New K9 officer joins South Salt Lake’s police force

Feb 23, 2022 06:59PM ● By Bill Hardesty

Fourteen-month-old K9 Officer DROM joins the force. (Courtesy of SSLPD)

By Bill Hardesty | [email protected]

The South Salt Lake Police Department has a new four-legged K9 officer named DROM. He is a 14-month-old German shepherd-Belgian Malinois mix from Slovakia. His handler is Officer R. LaBounty.

K9 DROM joins K9 Rocco on the force. K9 Rocco is a 19-month-old German shepherd-Belgian Malinois mix imported from Slovakia.

Both dogs are in training to find illegal controlled substances. Both dogs live with their handlers and become a member of the family.

K9 DROM and K9 Rocco were purchased through a Utah-based company specializing in importing dogs suitable for police work. 

"The dogs were thoroughly vetted by the handlers and trainers before they were selected and purchased," Danielle Croyle, the public information officer for the police department said.

350 training hours
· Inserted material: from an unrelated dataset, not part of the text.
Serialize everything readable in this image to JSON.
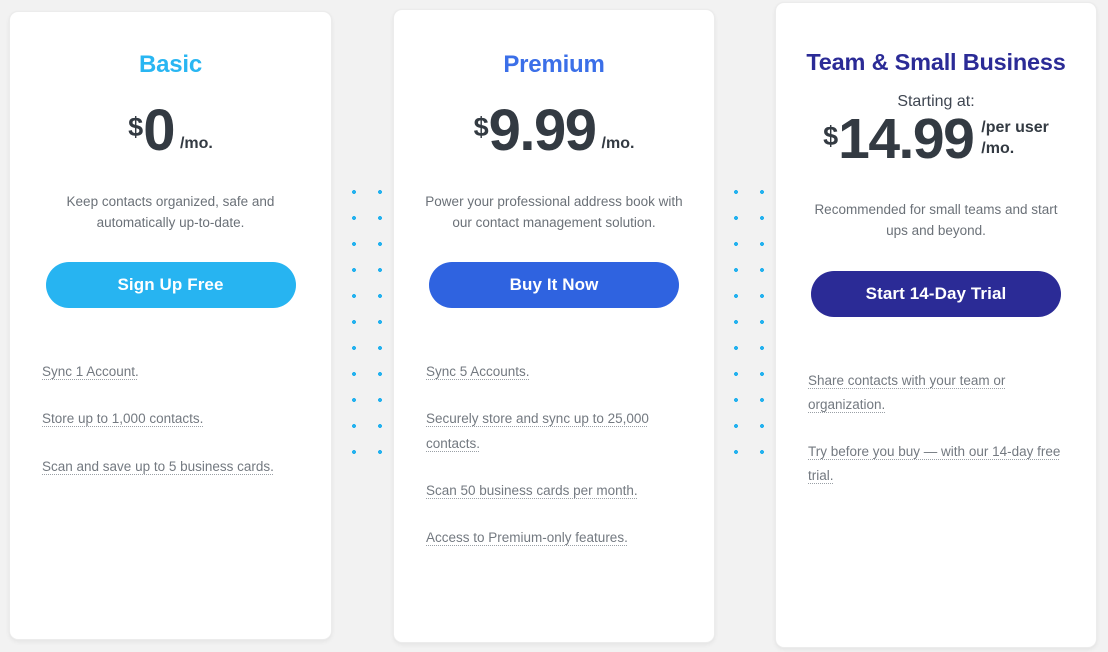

Before going into service, both dogs and handlers underwent 350 hours of training. The dog and handler need to be recertified each year.
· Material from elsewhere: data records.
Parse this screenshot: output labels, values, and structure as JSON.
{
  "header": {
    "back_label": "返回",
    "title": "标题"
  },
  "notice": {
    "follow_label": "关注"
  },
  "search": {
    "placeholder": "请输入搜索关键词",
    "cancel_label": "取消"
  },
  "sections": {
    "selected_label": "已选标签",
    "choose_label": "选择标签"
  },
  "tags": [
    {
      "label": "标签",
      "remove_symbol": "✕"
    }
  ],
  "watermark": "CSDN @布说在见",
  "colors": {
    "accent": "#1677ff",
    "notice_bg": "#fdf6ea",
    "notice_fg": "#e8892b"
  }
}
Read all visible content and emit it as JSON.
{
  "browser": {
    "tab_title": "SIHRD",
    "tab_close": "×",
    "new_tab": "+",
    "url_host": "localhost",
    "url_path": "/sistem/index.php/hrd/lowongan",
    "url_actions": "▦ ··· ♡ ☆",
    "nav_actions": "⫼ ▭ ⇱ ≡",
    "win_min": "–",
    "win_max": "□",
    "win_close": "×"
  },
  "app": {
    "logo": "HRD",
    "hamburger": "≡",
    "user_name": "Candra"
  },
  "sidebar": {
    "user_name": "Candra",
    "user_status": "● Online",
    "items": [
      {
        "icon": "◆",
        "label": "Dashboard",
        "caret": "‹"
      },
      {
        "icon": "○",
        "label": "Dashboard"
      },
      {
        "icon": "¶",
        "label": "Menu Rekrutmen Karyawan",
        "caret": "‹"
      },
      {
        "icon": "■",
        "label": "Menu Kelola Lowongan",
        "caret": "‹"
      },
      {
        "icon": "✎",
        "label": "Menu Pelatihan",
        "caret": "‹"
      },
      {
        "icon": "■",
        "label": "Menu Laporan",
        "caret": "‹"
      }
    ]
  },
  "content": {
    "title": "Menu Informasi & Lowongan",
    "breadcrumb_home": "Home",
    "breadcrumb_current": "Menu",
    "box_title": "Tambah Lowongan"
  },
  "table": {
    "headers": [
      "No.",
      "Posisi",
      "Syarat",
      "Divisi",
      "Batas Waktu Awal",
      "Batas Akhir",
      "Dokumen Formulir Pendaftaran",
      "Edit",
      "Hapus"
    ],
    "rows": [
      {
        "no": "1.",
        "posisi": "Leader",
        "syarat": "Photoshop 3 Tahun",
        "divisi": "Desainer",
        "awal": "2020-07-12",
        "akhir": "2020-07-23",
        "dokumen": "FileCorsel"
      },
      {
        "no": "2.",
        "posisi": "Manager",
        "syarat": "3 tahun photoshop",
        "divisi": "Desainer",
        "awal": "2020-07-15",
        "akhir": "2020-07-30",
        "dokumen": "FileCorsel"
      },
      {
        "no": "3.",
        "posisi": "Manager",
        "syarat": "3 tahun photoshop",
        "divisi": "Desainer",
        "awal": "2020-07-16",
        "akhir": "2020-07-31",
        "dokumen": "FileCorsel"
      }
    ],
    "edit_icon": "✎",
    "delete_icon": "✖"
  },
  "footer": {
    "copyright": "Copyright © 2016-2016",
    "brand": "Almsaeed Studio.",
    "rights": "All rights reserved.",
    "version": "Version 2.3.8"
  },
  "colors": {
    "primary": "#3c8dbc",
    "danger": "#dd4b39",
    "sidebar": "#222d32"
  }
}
Most K9 officers are trained as patrol dogs with added training in a specific area.

Patrol dogs can track or trail suspects or victims. They aid in criminal evidence recovery with a passive indication that does not contaminate the evidence. They undergo obedience, agility and criminal apprehension training. Dogs are also taught to discriminate between a fleeing or hostile suspect and a surrendering or innocent person. Dogs are trained in the find/bite or the find/bark method of capture. The same dog can be taught both. Patrol dogs are taught to disengage or shut down behavior.

"Patrol dogs are utilized as a searching/locating tool when deployed in a patrol-related function. Because of their incredible sense of smell, patrol dogs help in searching for discarded evidence, searching and clearing a building or open area, and locating suspects who have recently fled from the scene of a crime. Because of their heightened senses, it is safer, more cost-effective, and less time-consuming for the patrol dog team to perform these kinds of searches. It has been reported that patrol dogs can search/clear an open area or an average-sized building up to four times faster than their human counterparts, saving on both time and manpower," according to the Utah POST website. POST stands for Peace Officer Standards and Training.

In the case of K9 Rocco and K9 DROM, they are receiving added training to uncover illegal controlled substances. The idea behind the training is to use the K9's natural drives to find the unlawful substances' odor and disregard other odors. Dogs are trained for specific substances each time they undergo fuller training. The training manual is 675 pages. POST reports that, "Since the creation of the K9 Program, over 24 billion dollars of illegal drugs have been seized by Utah POST K9 graduates."

Other K9 officers can receive specialized training as cadaver dogs, bomb dogs, SWAT dogs, search and rescue dogs, and wildlife detector dogs. A wildlife detector dog works much like a drug or bomb dog, except they are trained to detect the odor of a specific animal.

Two other K9 specialties are tracking dogs and trailing dogs. Tracking dogs are sometimes referred to as footstep detector dogs because the dog focuses on finding footsteps (ground disturbance) and not human odor. This type of K9 is used when a person's exact path is critical to figure out. On the other hand, a trailing dog uses human odor to track the trail of either a lost victim or criminal.